Whatever happens in actual practice, this move is more symbolic than practical. Yes, it’s a wonderful gesture. And it’s a way of trying to make a statement that Silicon Valley’s patent wars have gotten completely out of hand. But beyond that it’s wishful thinking if you believe many companies are going to follow suit.
Simply put, any public company that made such a move would be crucified by its shareholders. Indeed, it’s quite likely that even a private company like Twitter probably shaved a bit off its valuation today. And should it ever get serious about an IPO, you can bet it will be grilled on this topic by institutional investors.
It’s not that I don’t applaud Twitter for doing what it did. The escalation of litigation surrounding patents among Silicon Valley companies is sickening. Whatever feelings we once attached to the word “patent” have now been completely obliterated. There’s no getting around the fact that patent is one of the dirtiest words in Silicon Valley.
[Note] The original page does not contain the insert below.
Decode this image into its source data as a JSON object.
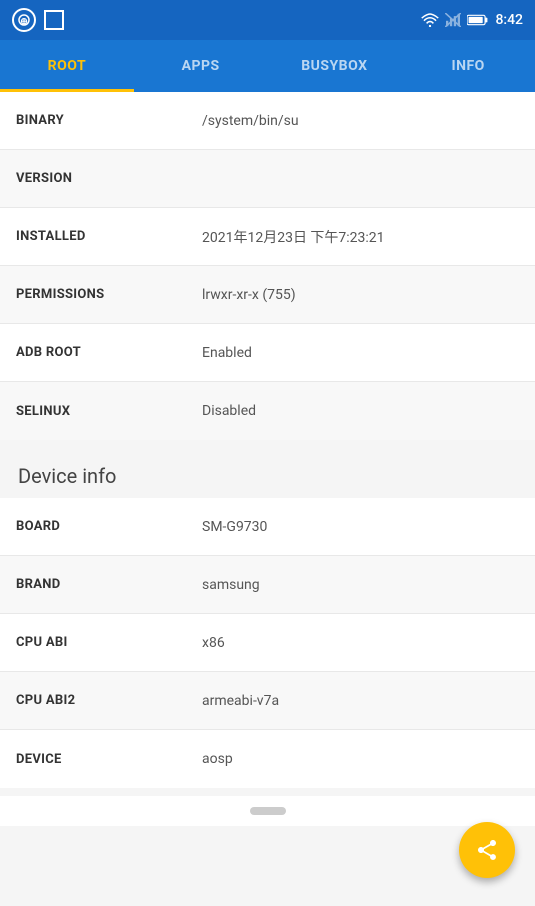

It’s fashionable to blame patent trolls and the federal government for these problems. But the fact is that the problem is largely one created by our very largest and most successful tech companies. They have massively expanded their IP legal teams, and they now file a patent just about every time an engineer sneezes. In a sense, many of them are choking on the very types of wobbly patents they’ve been shoveling out the door.
Yes, the U.S. Patent and Trade Office approves questionable patents. But in fairness, you have to recognize that the office has been completely flooded by applications from companies for all sorts of inane items. Patents have become a casualty of a legal arms race, pure and simple. Yes, Steve Jobs was a genius. But do we really think he was worthy of 317 patents? Really?
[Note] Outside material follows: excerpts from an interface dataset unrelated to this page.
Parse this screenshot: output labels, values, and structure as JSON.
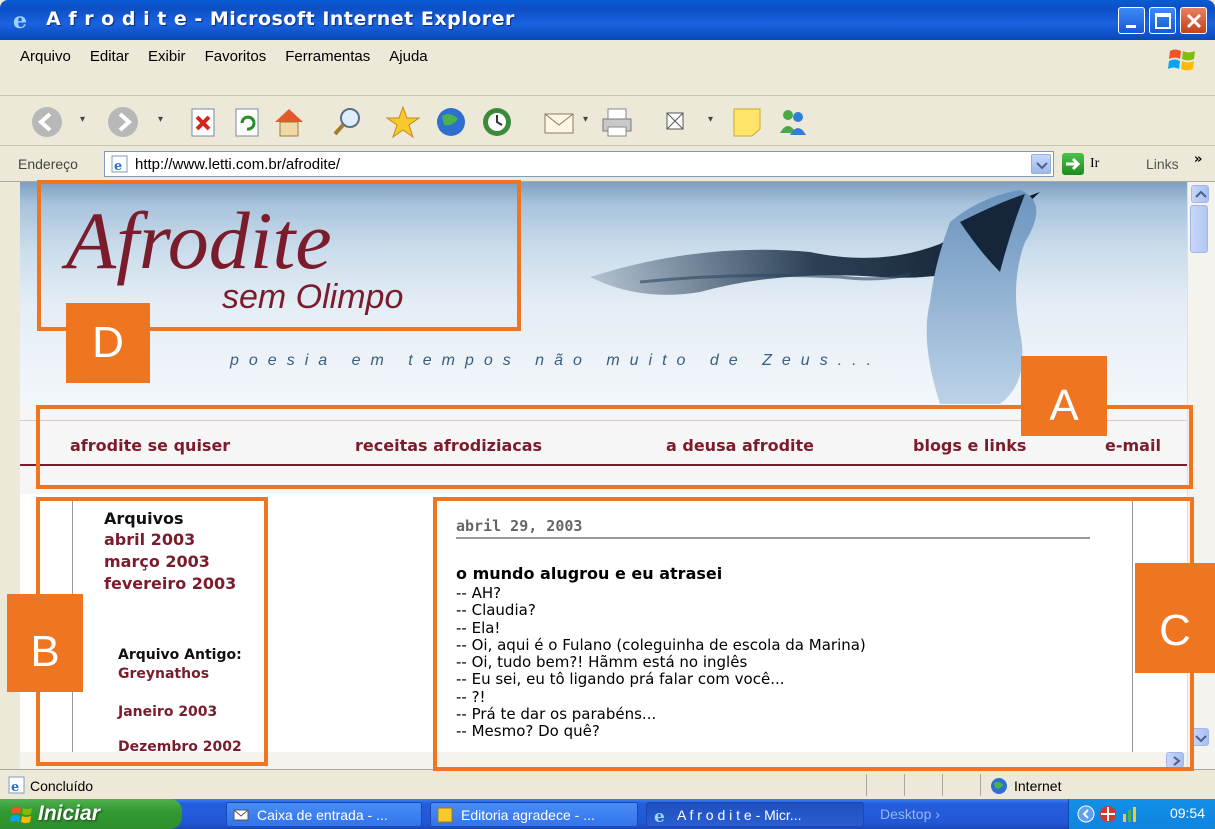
{
  "window": {
    "title": "A f r o d i t e - Microsoft Internet Explorer"
  },
  "menu": {
    "items": [
      "Arquivo",
      "Editar",
      "Exibir",
      "Favoritos",
      "Ferramentas",
      "Ajuda"
    ]
  },
  "address": {
    "label": "Endereço",
    "url": "http://www.letti.com.br/afrodite/",
    "go_label": "Ir",
    "links_label": "Links",
    "chevron": "»"
  },
  "page": {
    "brand": "Afrodite",
    "subbrand": "sem Olimpo",
    "tagline": "poesia em tempos não muito de Zeus...",
    "nav": [
      "afrodite se quiser",
      "receitas afrodiziacas",
      "a deusa afrodite",
      "blogs e links",
      "e-mail"
    ],
    "sidebar": {
      "heading": "Arquivos",
      "archives": [
        "abril 2003",
        "março 2003",
        "fevereiro 2003"
      ],
      "old_heading": "Arquivo Antigo:",
      "old_links": [
        "Greynathos",
        "Janeiro 2003",
        "Dezembro 2002"
      ]
    },
    "post": {
      "date": "abril 29, 2003",
      "title": "o mundo alugrou e eu atrasei",
      "lines": [
        "-- AH?",
        "-- Claudia?",
        "-- Ela!",
        "-- Oi, aqui é o Fulano (coleguinha de escola da Marina)",
        "-- Oi, tudo bem?! Hãmm está no inglês",
        "-- Eu sei, eu tô ligando prá falar com você...",
        "-- ?!",
        "-- Prá te dar os parabéns...",
        "-- Mesmo? Do quê?"
      ]
    }
  },
  "annotations": {
    "a": "A",
    "b": "B",
    "c": "C",
    "d": "D",
    "color": "#f07521"
  },
  "status": {
    "text": "Concluído",
    "zone": "Internet"
  },
  "taskbar": {
    "start": "Iniciar",
    "tasks": [
      "Caixa de entrada - ...",
      "Editoria agradece - ...",
      "A f r o d i t e - Micr...",
      "Desktop"
    ],
    "clock": "09:54"
  },
  "colors": {
    "accent": "#7b1c2c",
    "titlebar": "#0a5bd6",
    "overlay": "#f07521"
  }
}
As big companies have turned patents into weapons of mass destruction, their value has become massively inflated. We saw this in the bidding war for Nortel’s patents. And we saw it this month when Microsoft agreed to pay $1 billion for some of AOL’s patents.
Patents are now assets, plain and simple. And anyone who restricts their own patents in any way, or offers to unilaterally back down, is essentially reducing the value of those assets. And if you happen to be public, it’s quite likely that you’d open yourself to legal problems of another kind in the form of shareholder lawsuits.
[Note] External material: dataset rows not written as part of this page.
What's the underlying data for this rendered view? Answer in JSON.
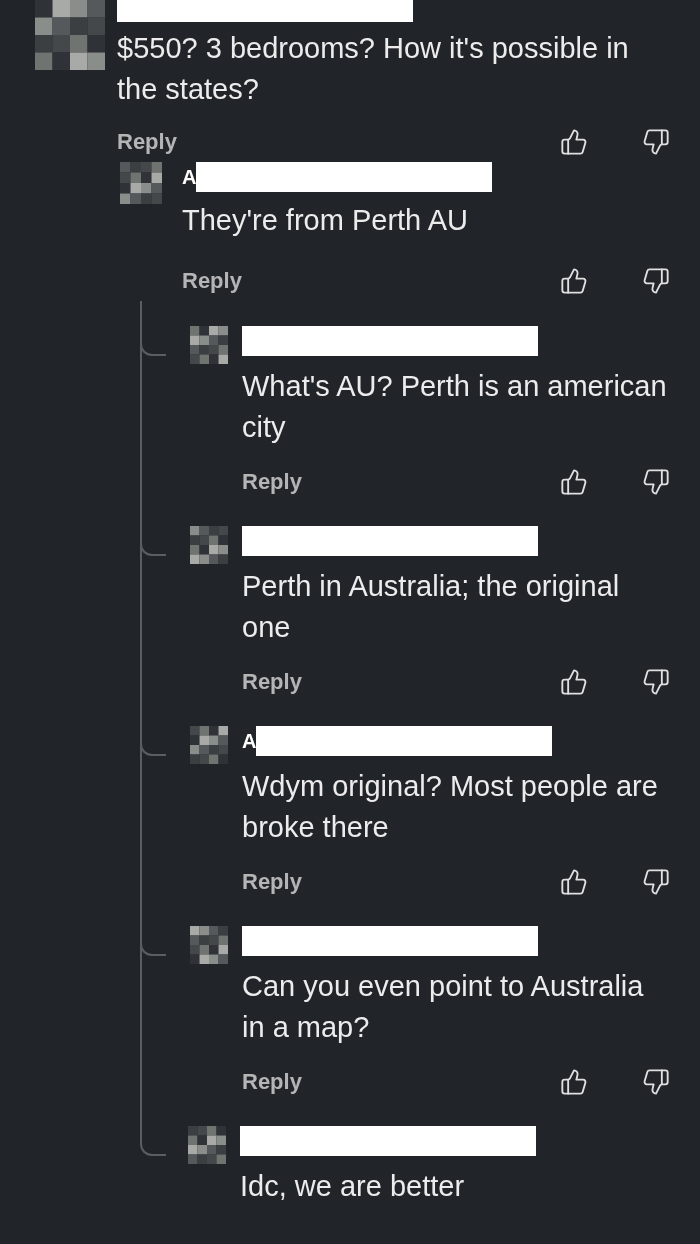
{
  "comments": [
    {
      "text": "$550? 3 bedrooms? How it's possible in the states?",
      "reply": "Reply",
      "children": [
        {
          "author": "A",
          "text": "They're from Perth AU",
          "reply": "Reply",
          "children": [
            {
              "text": "What's AU? Perth is an american city",
              "reply": "Reply"
            },
            {
              "text": "Perth in Australia; the original one",
              "reply": "Reply"
            },
            {
              "author": "A",
              "text": "Wdym original? Most people are broke there",
              "reply": "Reply"
            },
            {
              "text": "Can you even point to Australia in a map?",
              "reply": "Reply"
            },
            {
              "text": "Idc, we are better"
            }
          ]
        }
      ]
    }
  ]
}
I’m not saying that’s right, or fair. It’s sad and depressing to see what is best about the valley, innovation, twisted and bent for darker purposes like legal jousting with competitors.
Twitter made a nice gesture today, but one that will have no impact on the current patent wars. It’s an arena where the demands of business have left no room for ideals.